The base is thin and biscuity, the appearance rustic looking. The prosciutto is salty but not as melt in your mouth as I would hope, and I would have preferred for the rocket to be on top of the other ingredients with a nice sprinkling of salt and olive oil over the top.
I think because of their backlog there wasn’t quite enough love put into the wood-fired creation on this occasion and the cheese was almost non-existent. All up the pizza is pleasant enough but it’s not something I’d return for in a hurry.
When our pasta mains come out to the table they’re all steaming hot and while they look on the small side, they’re actually very filling. Carbs are so deceptive!
My dish is the first to arrive and the aroma of truffle fills our space, commanding attention. I’ve ordered the pumpkin and taleggio filled ravioli ($26.00) which is tossed in a sauce of butter, parmesan and sage, drizzled with white truffle oil.
One bite in and you can tell the pasta is definitely handmade and fresh. It’s cooked perfectly al dente, with just the right amount of bite in the tension of the texture.

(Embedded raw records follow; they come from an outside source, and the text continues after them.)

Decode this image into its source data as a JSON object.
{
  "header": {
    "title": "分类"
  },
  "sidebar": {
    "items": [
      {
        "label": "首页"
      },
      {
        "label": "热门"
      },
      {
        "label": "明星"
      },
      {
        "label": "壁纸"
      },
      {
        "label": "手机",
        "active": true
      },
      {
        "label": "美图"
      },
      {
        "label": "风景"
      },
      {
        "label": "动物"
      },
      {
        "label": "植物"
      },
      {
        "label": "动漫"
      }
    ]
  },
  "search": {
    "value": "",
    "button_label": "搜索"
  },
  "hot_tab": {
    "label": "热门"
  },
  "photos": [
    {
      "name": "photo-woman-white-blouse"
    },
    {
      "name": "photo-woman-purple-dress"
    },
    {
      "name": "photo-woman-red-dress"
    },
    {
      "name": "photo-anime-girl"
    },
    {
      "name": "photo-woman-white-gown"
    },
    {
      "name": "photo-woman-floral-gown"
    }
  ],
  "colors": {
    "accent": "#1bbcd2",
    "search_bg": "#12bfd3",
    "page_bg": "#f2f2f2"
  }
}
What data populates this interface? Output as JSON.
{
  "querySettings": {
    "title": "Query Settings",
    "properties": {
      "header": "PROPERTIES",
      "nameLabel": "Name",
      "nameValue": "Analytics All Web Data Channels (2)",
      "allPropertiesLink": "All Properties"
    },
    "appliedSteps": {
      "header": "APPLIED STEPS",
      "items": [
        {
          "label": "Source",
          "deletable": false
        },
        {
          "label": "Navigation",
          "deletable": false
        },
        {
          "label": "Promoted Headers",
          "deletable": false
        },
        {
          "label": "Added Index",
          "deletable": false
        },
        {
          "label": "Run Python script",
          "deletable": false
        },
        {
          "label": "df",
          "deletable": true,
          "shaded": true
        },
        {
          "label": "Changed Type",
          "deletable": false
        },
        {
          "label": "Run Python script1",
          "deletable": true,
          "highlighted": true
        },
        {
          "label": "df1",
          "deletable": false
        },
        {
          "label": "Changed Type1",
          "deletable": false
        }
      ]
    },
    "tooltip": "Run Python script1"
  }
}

There’s a really great balance between the sweetness of pumpkin and the salt of the cheese. Really yummy, but very filling! I was starting to wish I’d skipped the pizza and held out for my lovely main.
Both Jay and Vee ordered the slow cooked lamb leg ragu fettucini ($24.00) which is finished with shavings of pecorino cheese. I was also eying this dish on the menu so I’m pleased that they’ve ordered it because that way I get to try it! The lamb is rich and tender, the sauce a great homestyle rendition. I like the bursts of rosemary flavour but I’m not so sure about the whole stick resting on top. This is a really comforting dish, I can definitely imagine eating this in winter.
Last to come to the table was Linda’s lasagne ($22.00) which was a cheesy and beefy affair, cooked in the wood-fired oven. It looked so good, with the mounds of béchamel and cheese – but as she started to make her way through it we realised the top layer was burnt. Discarding that sheet of pasta, the dish was really tasty. I think if we’d gone on a less busy night and our food hadn’t been running so late, then they would have avoided burning part of it.
Though we’re all pretty full, we decide to go all out and order a couple desserts to share between the four of us. The millefoglie ($14.00) is what is commonly known as the French dessert mille-feuille or a cake of a thousand sheets. It’s house made puff pastry surrounding chantilly cream, white chocolate and strawberry.
While it might be rustic in appearance, the taste is lovely and sweet. The crunch of the pastry combined with the sweet, vanilla cream is a match made in heaven. I like the little bursts of sour sweetness whenever you come across a strawberry slice in the mix.
Our final dish is the Threecoins pannacotta ($14.00). Pannacotta is the dessert Jeremy and I always make at home and have worked hard to tweak and perfect over the past few years. I definitely have a set mind on how I like it to be.
At Threecoins there’s is soft and silky, but with a sour yoghurt base rather than thickened cream. The taste and texture is pleasant and enjoyable, but not quite the way I usually like to eat it. However in saying that Linda, who doesn’t usually like pannacotta, tells us she likes it because of the yoghurt flavouring. We all chip in and barely manage to finish – and with that we are definitely done. My stomach is bursting!
Our night at Threecoins Italian Trattoria in Mount Lawley was one of highs and lows, but all up it left a pleasant taste in my mouth. The pasta was definitely the standout point of the evening, which is exactly what you would hope for. Since they’re new I’m chalking up the booking fiasco to teething problems and I think given a bit of time they’ll really get into the swing of things. It’s great seeing them so busy so early on as well!